Asylum-seekers in Mexico expected to double by end of 2019 amid Trump administration immigration crackdown

The number of people requesting asylum in Mexico has increased by about 53 percent amid the Trump administration’s effort to push Mexico, Guatemala, El Salvador and Honduras to accept more migrants, most of whom come from Central American countries.

By the end of 2019, the number of asylum seekers to Mexico is expected to reach 80,000 — that is double compared to figures in 2018 when large northward-bound migrant caravans drew international attention.

Mexican government and immigration officials gathered Monday in Tijuana at El Colegio de la Frontera Norte to discuss resources for handling the increase in refugees in the northern border region.

So far in 2019, the number of people requesting refugee status in Mexico has increased from 39,000 in 2018 to more than 60,000 people already this year, according to the head of Mexico’s refugee agency, Andrés Ramírez Silva.

Ramírez, the chief of the Mexican Commission for Refugee Assistance, led the conference titled “Characteristics of the new wave of refugees in Mexico.”

Hondurans represent more than half of the refugee applications received by Mexico, followed by Salvadorans, Ramírez said.

“There is deterioration of life that causes them to have no quality of life and protection in their countries,” he said, adding that Mexico accepts about 70 percent of refugee applications it receives.

Ramírez said the government of Mexico is obligated to attend to everyone who arrives at its southern border.

“All of us have to account for the large number of people who arrive,” Ramírez said. “International protection begins. We have to attend to them. We have to register them. We have to interview them. We have to analyze their case and determine whether or not the person is a refugee or requires complementary protection. And (we) also refer them to public institutions so that they can also access public services and be able to integrate into Mexican society.”

Ramírez said Mexico is also seeing large numbers of refugees from Cuba, Venezuela and Haiti.

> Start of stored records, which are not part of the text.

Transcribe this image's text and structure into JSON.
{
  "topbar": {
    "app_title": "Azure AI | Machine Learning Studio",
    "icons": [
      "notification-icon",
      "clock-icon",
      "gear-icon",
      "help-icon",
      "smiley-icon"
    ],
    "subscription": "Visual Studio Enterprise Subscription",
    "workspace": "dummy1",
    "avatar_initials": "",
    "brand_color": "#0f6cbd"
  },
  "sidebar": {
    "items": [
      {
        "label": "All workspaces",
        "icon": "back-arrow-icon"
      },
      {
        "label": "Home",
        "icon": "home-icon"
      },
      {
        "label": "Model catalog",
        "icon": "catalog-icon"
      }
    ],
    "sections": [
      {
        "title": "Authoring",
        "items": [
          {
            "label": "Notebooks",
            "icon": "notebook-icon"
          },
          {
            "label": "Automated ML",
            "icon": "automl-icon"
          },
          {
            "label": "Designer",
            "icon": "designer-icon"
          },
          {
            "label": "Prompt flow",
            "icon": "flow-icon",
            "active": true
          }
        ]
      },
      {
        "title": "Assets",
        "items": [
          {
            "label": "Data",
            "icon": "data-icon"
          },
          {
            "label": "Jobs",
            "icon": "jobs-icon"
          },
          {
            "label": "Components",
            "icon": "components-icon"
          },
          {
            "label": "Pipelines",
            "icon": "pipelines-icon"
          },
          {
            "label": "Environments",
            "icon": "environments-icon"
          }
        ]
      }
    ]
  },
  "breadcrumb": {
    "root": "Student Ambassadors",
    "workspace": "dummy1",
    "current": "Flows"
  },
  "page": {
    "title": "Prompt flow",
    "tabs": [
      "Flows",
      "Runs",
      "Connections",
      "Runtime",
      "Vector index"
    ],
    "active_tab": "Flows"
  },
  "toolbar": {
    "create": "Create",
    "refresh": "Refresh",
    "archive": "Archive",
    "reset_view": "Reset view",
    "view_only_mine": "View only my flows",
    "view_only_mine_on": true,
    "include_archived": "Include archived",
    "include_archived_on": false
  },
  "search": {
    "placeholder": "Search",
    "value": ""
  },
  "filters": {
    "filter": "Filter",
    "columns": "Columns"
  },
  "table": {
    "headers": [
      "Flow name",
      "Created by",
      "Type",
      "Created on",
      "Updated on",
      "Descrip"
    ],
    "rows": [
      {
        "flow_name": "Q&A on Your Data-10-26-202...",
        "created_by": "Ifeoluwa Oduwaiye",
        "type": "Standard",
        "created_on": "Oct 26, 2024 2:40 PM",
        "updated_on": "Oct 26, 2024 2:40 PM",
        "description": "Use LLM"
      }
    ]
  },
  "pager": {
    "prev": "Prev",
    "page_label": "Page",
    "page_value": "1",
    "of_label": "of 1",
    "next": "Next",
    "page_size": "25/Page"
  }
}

He said an unraveling political and economic situation could erupt and prompt many more refugees from Haiti to arrive in Mexico by the end of the year.


In August, Mexicans made up the largest percentage of people caught crossing the U.S. border illegally or being stopped at official border crossings, surpassing Honduras, the latest U.S. Customs and Border Protection data shows.

“The right to national and foreign migrants is a constitutional right; it is a human right and must be addressed equally to all,” Pérez Canchola said.

More recently, the city of Culiacán in Sinaloa erupted in violence last week when Mexican authorities captured and then released Oviedo Guzmán López, the son of the notorious narco-trafficker, Joaquín Archivaldo Guzmán Loera, known as “El Chapo.”

Pérez Canchola said Tijuana and Baja California had to prepare to receive and provide resources to large numbers of Mexicans who will be arriving in northern border states after the violence in Culiacán.

“The United States is closing the door on everyone,” he said.

Another troubling trend is the sharp increase in unaccompanied minors arriving in Baja California, according to attendees of the conference, which included shelter directors, congressional leaders from Mexico City and immigration authorities.

Pérez Canchola said 40 percent of the migrants arriving from Central America are minors, families with children, babies and unaccompanied minors, although he did not give a specific percentage or number of unaccompanied minors.

Though the conference was aimed at addressing challenges brought on by the increase in asylum-seekers to Mexico, the authorities took a much different tone than their immigration counterparts in the United States.

Congresswoman Julieta Vences Valencia, who serves as the president on the Committee of Migrant Affairs, echoed a perspective often shared by Mexico’s president Andrés Manuel López Obrador.

“It’s a great truth … They don’t leave for pleasure,” said Vences Valencia of migrants. “They leave for the necessity they have to look for an opportunity for them and their family to survive.”

*see full story by San Diego Union – Tribune